Therefore, the use of hypertensive medications may be started in individuals with apparent normal blood pressures but who show evidence of hypertension-related nephropathy, proteinuria, atherosclerotic vascular disease, as well as other evidence of hypertension-related organ damage. If lifestyle changes are ineffective, then drug therapy is initiated, often requiring more than one agent to effectively lower hypertension. Which type of many medications should be used initially for hypertension has been the subject of several large studies and various national guidelines. Considerations include factors such as age, race, and other medical conditions.

Variant angina

Prinzmetal Anginaangina pectoris, variantvasospastic angina
Unlike cases of atherosclerosis-related stable angina, these symptoms are often unrelated to exertion and occur in night or early morning hours. (However, individuals with atherosclerosis-related unstable angina may similarly exhibit night to early morning hour symptoms that are unrelated to exertion. ) Cardiac examination of individuals with variant angina is usually normal in the absence of current symptoms.
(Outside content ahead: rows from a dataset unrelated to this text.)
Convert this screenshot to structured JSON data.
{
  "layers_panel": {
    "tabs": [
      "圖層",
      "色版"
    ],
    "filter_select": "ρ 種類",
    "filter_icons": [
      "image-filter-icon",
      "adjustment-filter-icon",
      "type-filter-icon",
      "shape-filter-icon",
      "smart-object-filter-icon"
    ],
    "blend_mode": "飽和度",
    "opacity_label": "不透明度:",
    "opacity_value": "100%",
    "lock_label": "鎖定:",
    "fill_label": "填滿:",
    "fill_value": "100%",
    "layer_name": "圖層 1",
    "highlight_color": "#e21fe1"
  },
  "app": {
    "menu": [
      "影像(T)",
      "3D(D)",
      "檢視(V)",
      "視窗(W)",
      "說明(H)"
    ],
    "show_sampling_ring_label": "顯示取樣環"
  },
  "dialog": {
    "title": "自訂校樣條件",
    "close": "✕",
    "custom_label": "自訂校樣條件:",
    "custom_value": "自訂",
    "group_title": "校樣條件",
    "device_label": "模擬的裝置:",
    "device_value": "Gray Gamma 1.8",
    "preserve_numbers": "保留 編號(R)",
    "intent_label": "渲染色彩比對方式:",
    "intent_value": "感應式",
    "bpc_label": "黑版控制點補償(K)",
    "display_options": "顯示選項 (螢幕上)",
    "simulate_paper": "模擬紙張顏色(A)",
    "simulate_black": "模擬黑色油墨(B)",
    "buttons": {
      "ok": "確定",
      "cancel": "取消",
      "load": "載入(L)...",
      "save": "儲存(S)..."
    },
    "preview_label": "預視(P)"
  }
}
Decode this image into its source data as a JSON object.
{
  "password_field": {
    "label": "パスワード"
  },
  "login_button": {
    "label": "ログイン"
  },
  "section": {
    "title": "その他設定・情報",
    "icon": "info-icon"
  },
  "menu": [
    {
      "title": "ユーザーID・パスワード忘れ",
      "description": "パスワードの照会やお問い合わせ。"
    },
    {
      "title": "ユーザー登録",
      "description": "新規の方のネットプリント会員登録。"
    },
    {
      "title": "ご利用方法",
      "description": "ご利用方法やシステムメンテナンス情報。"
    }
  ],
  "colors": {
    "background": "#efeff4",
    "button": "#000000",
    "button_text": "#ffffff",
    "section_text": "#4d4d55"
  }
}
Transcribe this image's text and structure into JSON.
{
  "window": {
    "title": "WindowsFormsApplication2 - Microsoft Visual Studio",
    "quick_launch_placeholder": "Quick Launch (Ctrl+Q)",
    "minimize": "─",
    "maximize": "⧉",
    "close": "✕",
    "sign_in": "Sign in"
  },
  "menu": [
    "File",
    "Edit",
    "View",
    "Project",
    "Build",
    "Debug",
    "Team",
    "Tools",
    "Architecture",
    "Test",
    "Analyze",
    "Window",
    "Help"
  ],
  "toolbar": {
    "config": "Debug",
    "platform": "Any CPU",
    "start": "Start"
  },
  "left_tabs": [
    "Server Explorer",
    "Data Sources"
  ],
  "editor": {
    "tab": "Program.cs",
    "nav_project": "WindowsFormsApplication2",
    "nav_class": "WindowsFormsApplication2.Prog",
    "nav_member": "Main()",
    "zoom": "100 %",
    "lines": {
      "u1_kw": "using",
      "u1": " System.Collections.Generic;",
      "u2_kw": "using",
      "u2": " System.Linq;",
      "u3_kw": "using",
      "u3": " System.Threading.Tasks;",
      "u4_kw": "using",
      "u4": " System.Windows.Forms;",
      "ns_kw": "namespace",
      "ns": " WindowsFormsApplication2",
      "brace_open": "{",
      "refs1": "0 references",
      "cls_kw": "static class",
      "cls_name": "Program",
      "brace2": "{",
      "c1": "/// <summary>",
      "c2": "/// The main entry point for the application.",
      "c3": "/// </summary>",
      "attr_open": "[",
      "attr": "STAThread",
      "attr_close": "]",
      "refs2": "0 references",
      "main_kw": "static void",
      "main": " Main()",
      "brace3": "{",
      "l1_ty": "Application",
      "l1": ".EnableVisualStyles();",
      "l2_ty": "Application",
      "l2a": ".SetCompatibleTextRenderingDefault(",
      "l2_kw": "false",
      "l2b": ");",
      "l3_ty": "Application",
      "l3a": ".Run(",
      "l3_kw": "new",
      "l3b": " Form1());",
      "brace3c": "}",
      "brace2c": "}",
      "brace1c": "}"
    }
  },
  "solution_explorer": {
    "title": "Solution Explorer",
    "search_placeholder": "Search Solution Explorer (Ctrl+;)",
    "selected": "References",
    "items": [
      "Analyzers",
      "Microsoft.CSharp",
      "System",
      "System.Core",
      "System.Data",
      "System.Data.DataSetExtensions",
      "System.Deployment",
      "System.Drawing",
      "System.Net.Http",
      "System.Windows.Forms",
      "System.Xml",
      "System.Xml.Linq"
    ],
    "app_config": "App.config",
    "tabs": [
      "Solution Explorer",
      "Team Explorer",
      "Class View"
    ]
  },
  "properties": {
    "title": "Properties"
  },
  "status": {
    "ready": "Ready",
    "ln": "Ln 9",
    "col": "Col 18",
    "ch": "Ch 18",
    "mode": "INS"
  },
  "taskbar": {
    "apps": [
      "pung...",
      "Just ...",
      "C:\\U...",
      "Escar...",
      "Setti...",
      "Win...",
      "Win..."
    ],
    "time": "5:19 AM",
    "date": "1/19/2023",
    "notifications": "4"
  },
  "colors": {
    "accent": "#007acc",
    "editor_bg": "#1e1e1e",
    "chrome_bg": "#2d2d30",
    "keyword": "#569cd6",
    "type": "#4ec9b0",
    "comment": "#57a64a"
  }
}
Two-thirds of these individuals do have concurrent atherosclerosis of a major coronary artery, but this is often mild or not in proportion to the degree of their symptoms.

Cardiac arrest

sudden cardiac deathsudden deathcardiopulmonary arrest
The most common non-cardiac causes are trauma, bleeding (such as gastrointestinal bleeding, aortic rupture, or intracranial hemorrhage), overdose, drowning and pulmonary embolism. Cardiac arrest can also be caused by poisoning (for example, by the stings of certain jellyfish). "Hs and Ts" is the name for a mnemonic used to aid in remembering the possible treatable or reversible causes of cardiac arrest. The risk factors for SCD are similar to those of coronary artery disease and include age, cigarette smoking, high blood pressure, high cholesterol, lack of physical exercise, obesity, diabetes, and family history.

Radiation therapy

radiotherapyradiationradiation oncology
Radiation therapy has several applications in non-malignant conditions, such as the treatment of trigeminal neuralgia, acoustic neuromas, severe thyroid eye disease, pterygium, pigmented villonodular synovitis, and prevention of keloid scar growth, vascular restenosis, and heterotopic ossification. The use of radiation therapy in non-malignant conditions is limited partly by worries about the risk of radiation-induced cancers. Different cancers respond to radiation therapy in different ways. The response of a cancer to radiation is described by its radiosensitivity. Highly radiosensitive cancer cells are rapidly killed by modest doses of radiation.